  • "It pains and shocks me to say this, but here goes: My father was right all along. He always told me, as I spouted liberal talking points at the Shabbos table and challenged his hawkish views on Israel and the Palestinians to his unending chagrin, that I would one day change my tune." Have you had a similar experience?
  • "'What’s this, mommy?' she asked, while pulling at the purple sleeve to unwrap this mysterious little gift mom keeps hidden in the inside pocket of her bag. Oh boy, how do I answer?"
  • "I fear that we are witnessing the end of politics in the Israeli-Palestinian conflict. I see no possibility for resolution right now. I look into the future and see only a void." What do you think?
  • Not a gazillionaire? Take the "poor door."
  • "We will do what we must to protect our people. We have that right. We are not less deserving of life and quiet than anyone else. No more apologies."
  • "Woody Allen should have quit while he was ahead." Ezra Glinter's review of "Magic in the Moonlight": http://jd.fo/f4Q1Q
  • Jon Stewart responds to his critics: “Look, obviously there are many strong opinions on this. But just merely mentioning Israel or questioning in any way the effectiveness or humanity of Israel’s policies is not the same thing as being pro-Hamas.”
  • "My bat mitzvah party took place in our living room. There were only a few Jewish kids there, and only one from my Sunday school class. She sat in the corner, wearing the right clothes, asking her mom when they could go." The latest in our Promised Lands series — what state should we visit next?
  • Former Israeli National Security Advisor Yaakov Amidror: “A cease-fire will mean that anytime Hamas wants to fight it can. Occupation of Gaza will bring longer-term quiet, but the price will be very high.” What do you think?
  • Should couples sign a pre-pregnancy contract, outlining how caring for the infant will be equally divided between the two parties involved? Just think of it as a ketubah for expectant parents:
  • Many #Israelis can't make it to bomb shelters in time. One of them is Amos Oz.
  • According to Israeli professor Mordechai Kedar, “the only thing that can deter terrorists, like those who kidnapped the children and killed them, is the knowledge that their sister or their mother will be raped."
  • Why does ultra-Orthodox group Agudath Israel of America receive its largest donation from the majority owners of Walmart? Find out here: http://jd.fo/q4XfI
  • from-cache

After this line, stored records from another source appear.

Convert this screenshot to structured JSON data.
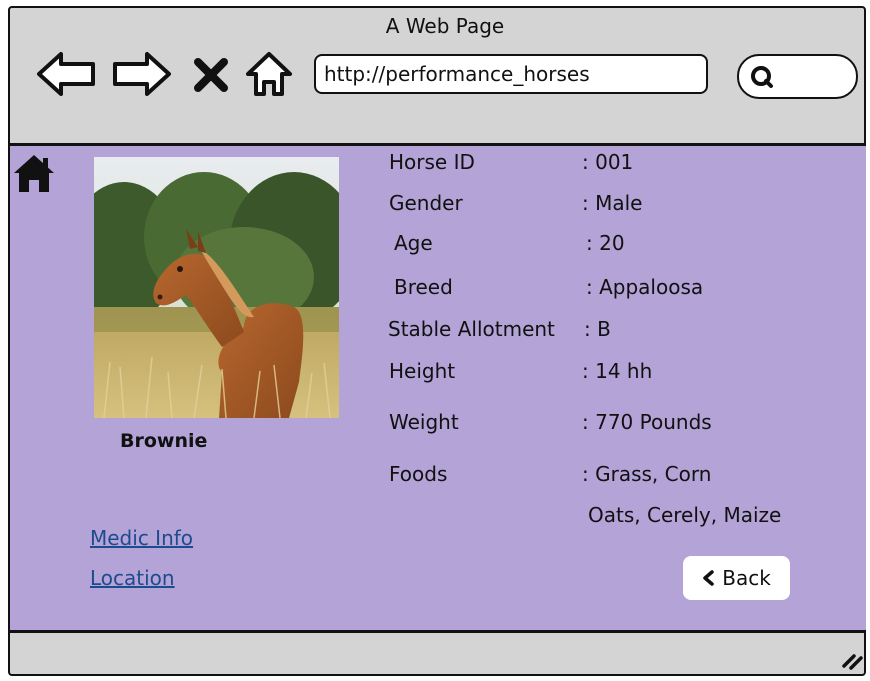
{
  "window": {
    "title": "A Web Page"
  },
  "toolbar": {
    "url": "http://performance_horses"
  },
  "horse": {
    "name": "Brownie",
    "fields": [
      {
        "label": "Horse ID",
        "value": ": 001"
      },
      {
        "label": "Gender",
        "value": ":  Male"
      },
      {
        "label": "Age",
        "value": ":  20"
      },
      {
        "label": "Breed",
        "value": ":  Appaloosa"
      },
      {
        "label": "Stable Allotment",
        "value": ": B"
      },
      {
        "label": "Height",
        "value": ":  14 hh"
      },
      {
        "label": "Weight",
        "value": ":  770 Pounds"
      },
      {
        "label": "Foods",
        "value": ": Grass, Corn"
      }
    ],
    "foods_line2": "Oats, Cerely, Maize"
  },
  "links": {
    "medic": "Medic Info",
    "location": "Location"
  },
  "back_label": "Back"
}
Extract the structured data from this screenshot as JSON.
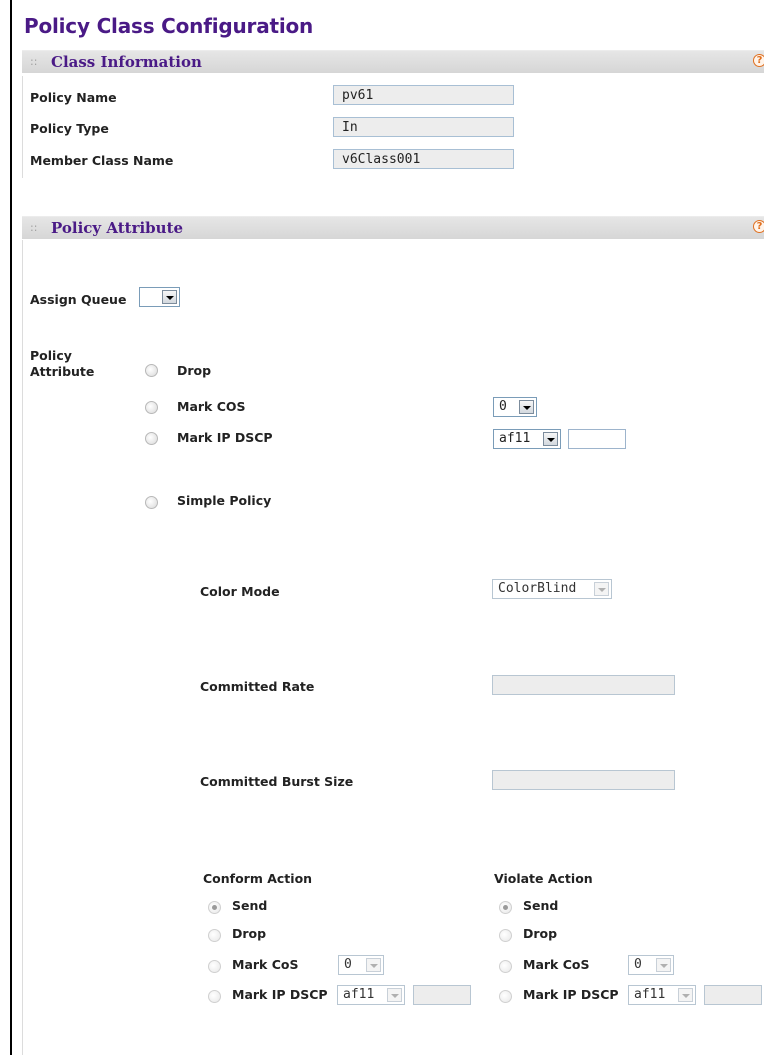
{
  "page_title": "Policy Class Configuration",
  "class_information": {
    "title": "Class Information",
    "help": "?",
    "fields": [
      {
        "label": "Policy Name",
        "value": "pv61"
      },
      {
        "label": "Policy Type",
        "value": "In"
      },
      {
        "label": "Member Class Name",
        "value": "v6Class001"
      }
    ]
  },
  "policy_attribute": {
    "title": "Policy Attribute",
    "help": "?",
    "assign_queue": {
      "label": "Assign Queue",
      "value": ""
    },
    "attribute_label_line1": "Policy",
    "attribute_label_line2": "Attribute",
    "options": {
      "drop": "Drop",
      "mark_cos": {
        "label": "Mark COS",
        "value": "0"
      },
      "mark_ip_dscp": {
        "label": "Mark IP DSCP",
        "value": "af11",
        "text": ""
      },
      "simple_policy": "Simple Policy"
    },
    "color_mode": {
      "label": "Color Mode",
      "value": "ColorBlind"
    },
    "committed_rate": {
      "label": "Committed Rate",
      "value": ""
    },
    "committed_burst_size": {
      "label": "Committed Burst Size",
      "value": ""
    },
    "conform_action": {
      "title": "Conform Action",
      "send": "Send",
      "drop": "Drop",
      "mark_cos": {
        "label": "Mark CoS",
        "value": "0"
      },
      "mark_ip_dscp": {
        "label": "Mark IP DSCP",
        "value": "af11",
        "text": ""
      }
    },
    "violate_action": {
      "title": "Violate Action",
      "send": "Send",
      "drop": "Drop",
      "mark_cos": {
        "label": "Mark CoS",
        "value": "0"
      },
      "mark_ip_dscp": {
        "label": "Mark IP DSCP",
        "value": "af11",
        "text": ""
      }
    }
  },
  "colors": {
    "title": "#4a1a86",
    "help": "#e07020",
    "header_bg": "#dcdcdc"
  }
}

Would you like to receive updates about new stories?

We will not share your e-mail address or other personal information.

Already subscribed? Manage your subscription.